__WORK REQUIRED__. A complete answer lists every line of the entries below where the string "ByLayer" appears.

__TASK MATERIAL__.
= = = = = = =

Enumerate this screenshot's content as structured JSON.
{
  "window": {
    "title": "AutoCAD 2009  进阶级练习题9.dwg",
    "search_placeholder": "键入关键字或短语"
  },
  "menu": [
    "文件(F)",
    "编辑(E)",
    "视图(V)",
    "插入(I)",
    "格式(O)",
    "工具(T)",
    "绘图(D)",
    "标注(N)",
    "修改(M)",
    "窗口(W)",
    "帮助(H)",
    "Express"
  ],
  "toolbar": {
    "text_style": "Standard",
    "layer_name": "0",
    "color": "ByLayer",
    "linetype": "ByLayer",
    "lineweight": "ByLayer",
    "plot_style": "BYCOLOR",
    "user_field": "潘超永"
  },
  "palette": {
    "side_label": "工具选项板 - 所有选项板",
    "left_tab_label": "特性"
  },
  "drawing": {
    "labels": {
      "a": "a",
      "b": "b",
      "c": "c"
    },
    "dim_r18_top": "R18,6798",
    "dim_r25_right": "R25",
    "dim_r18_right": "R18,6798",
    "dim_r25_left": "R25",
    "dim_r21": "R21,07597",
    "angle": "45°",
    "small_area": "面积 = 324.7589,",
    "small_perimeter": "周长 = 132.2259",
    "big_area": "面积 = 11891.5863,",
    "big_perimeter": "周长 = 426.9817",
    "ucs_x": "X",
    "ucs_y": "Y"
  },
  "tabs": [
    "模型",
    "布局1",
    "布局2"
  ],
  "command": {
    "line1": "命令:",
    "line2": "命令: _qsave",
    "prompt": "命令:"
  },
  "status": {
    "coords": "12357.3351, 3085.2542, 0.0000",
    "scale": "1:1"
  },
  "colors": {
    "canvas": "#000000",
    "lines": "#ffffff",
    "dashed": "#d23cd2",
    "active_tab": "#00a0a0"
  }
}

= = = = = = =

__WRITTEN REPLY__.
    "color": "ByLayer",
    "linetype": "ByLayer",
    "lineweight": "ByLayer",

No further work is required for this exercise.